- _Your assignment_
Whatever the records hold, copy it exactly and completely.

- _Data shown_

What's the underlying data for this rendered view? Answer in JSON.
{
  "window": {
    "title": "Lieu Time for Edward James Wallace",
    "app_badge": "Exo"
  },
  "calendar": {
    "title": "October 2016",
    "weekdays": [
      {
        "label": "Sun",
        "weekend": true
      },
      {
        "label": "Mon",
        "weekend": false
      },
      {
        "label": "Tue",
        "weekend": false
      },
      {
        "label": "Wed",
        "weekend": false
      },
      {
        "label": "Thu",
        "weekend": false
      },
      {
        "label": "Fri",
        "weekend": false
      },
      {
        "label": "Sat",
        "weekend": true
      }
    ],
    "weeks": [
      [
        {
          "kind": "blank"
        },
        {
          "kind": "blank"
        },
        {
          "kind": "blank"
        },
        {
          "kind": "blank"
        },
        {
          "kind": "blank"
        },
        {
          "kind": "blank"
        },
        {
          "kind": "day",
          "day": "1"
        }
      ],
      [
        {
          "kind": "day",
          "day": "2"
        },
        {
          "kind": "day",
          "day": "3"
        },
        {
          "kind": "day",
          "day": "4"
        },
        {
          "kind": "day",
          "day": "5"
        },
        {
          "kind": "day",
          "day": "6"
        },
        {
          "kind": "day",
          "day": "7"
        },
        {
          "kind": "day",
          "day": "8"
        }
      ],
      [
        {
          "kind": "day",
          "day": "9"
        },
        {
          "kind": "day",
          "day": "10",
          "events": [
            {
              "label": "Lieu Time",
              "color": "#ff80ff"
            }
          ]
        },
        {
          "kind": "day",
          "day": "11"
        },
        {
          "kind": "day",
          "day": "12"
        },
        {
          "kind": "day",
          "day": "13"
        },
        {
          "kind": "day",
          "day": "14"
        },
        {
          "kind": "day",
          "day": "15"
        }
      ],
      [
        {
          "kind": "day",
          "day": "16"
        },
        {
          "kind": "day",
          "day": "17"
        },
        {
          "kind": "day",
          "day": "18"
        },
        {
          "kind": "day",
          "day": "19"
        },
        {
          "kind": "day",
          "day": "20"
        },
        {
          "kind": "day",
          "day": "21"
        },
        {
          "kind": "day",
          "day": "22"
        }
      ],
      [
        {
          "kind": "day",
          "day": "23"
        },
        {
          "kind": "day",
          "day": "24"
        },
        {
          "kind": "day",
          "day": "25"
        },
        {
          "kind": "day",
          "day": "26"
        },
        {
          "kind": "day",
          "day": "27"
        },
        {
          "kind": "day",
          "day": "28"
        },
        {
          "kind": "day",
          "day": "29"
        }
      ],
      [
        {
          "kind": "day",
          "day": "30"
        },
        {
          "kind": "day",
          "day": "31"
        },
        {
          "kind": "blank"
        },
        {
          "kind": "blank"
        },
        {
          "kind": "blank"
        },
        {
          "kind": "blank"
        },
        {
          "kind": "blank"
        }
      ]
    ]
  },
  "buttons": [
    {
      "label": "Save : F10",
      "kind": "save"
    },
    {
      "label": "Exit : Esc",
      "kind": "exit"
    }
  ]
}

- _Reply to the exercise_
What's the underlying data for this rendered view? Answer in JSON.
{
  "window": {
    "title": "Lieu Time for Edward James Wallace",
    "app_badge": "Exo"
  },
  "calendar": {
    "title": "October 2016",
    "weekdays": [
      {
        "label": "Sun",
        "weekend": true
      },
      {
        "label": "Mon",
        "weekend": false
      },
      {
        "label": "Tue",
        "weekend": false
      },
      {
        "label": "Wed",
        "weekend": false
      },
      {
        "label": "Thu",
        "weekend": false
      },
      {
        "label": "Fri",
        "weekend": false
      },
      {
        "label": "Sat",
        "weekend": true
      }
    ],
    "weeks": [
      [
        {
          "kind": "blank"
        },
        {
          "kind": "blank"
        },
        {
          "kind": "blank"
        },
        {
          "kind": "blank"
        },
        {
          "kind": "blank"
        },
        {
          "kind": "blank"
        },
        {
          "kind": "day",
          "day": "1"
        }
      ],
      [
        {
          "kind": "day",
          "day": "2"
        },
        {
          "kind": "day",
          "day": "3"
        },
        {
          "kind": "day",
          "day": "4"
        },
        {
          "kind": "day",
          "day": "5"
        },
        {
          "kind": "day",
          "day": "6"
        },
        {
          "kind": "day",
          "day": "7"
        },
        {
          "kind": "day",
          "day": "8"
        }
      ],
      [
        {
          "kind": "day",
          "day": "9"
        },
        {
          "kind": "day",
          "day": "10",
          "events": [
            {
              "label": "Lieu Time",
              "color": "#ff80ff"
            }
          ]
        },
        {
          "kind": "day",
          "day": "11"
        },
        {
          "kind": "day",
          "day": "12"
        },
        {
          "kind": "day",
          "day": "13"
        },
        {
          "kind": "day",
          "day": "14"
        },
        {
          "kind": "day",
          "day": "15"
        }
      ],
      [
        {
          "kind": "day",
          "day": "16"
        },
        {
          "kind": "day",
          "day": "17"
        },
        {
          "kind": "day",
          "day": "18"
        },
        {
          "kind": "day",
          "day": "19"
        },
        {
          "kind": "day",
          "day": "20"
        },
        {
          "kind": "day",
          "day": "21"
        },
        {
          "kind": "day",
          "day": "22"
        }
      ],
      [
        {
          "kind": "day",
          "day": "23"
        },
        {
          "kind": "day",
          "day": "24"
        },
        {
          "kind": "day",
          "day": "25"
        },
        {
          "kind": "day",
          "day": "26"
        },
        {
          "kind": "day",
          "day": "27"
        },
        {
          "kind": "day",
          "day": "28"
        },
        {
          "kind": "day",
          "day": "29"
        }
      ],
      [
        {
          "kind": "day",
          "day": "30"
        },
        {
          "kind": "day",
          "day": "31"
        },
        {
          "kind": "blank"
        },
        {
          "kind": "blank"
        },
        {
          "kind": "blank"
        },
        {
          "kind": "blank"
        },
        {
          "kind": "blank"
        }
      ]
    ]
  },
  "buttons": [
    {
      "label": "Save : F10",
      "kind": "save"
    },
    {
      "label": "Exit : Esc",
      "kind": "exit"
    }
  ]
}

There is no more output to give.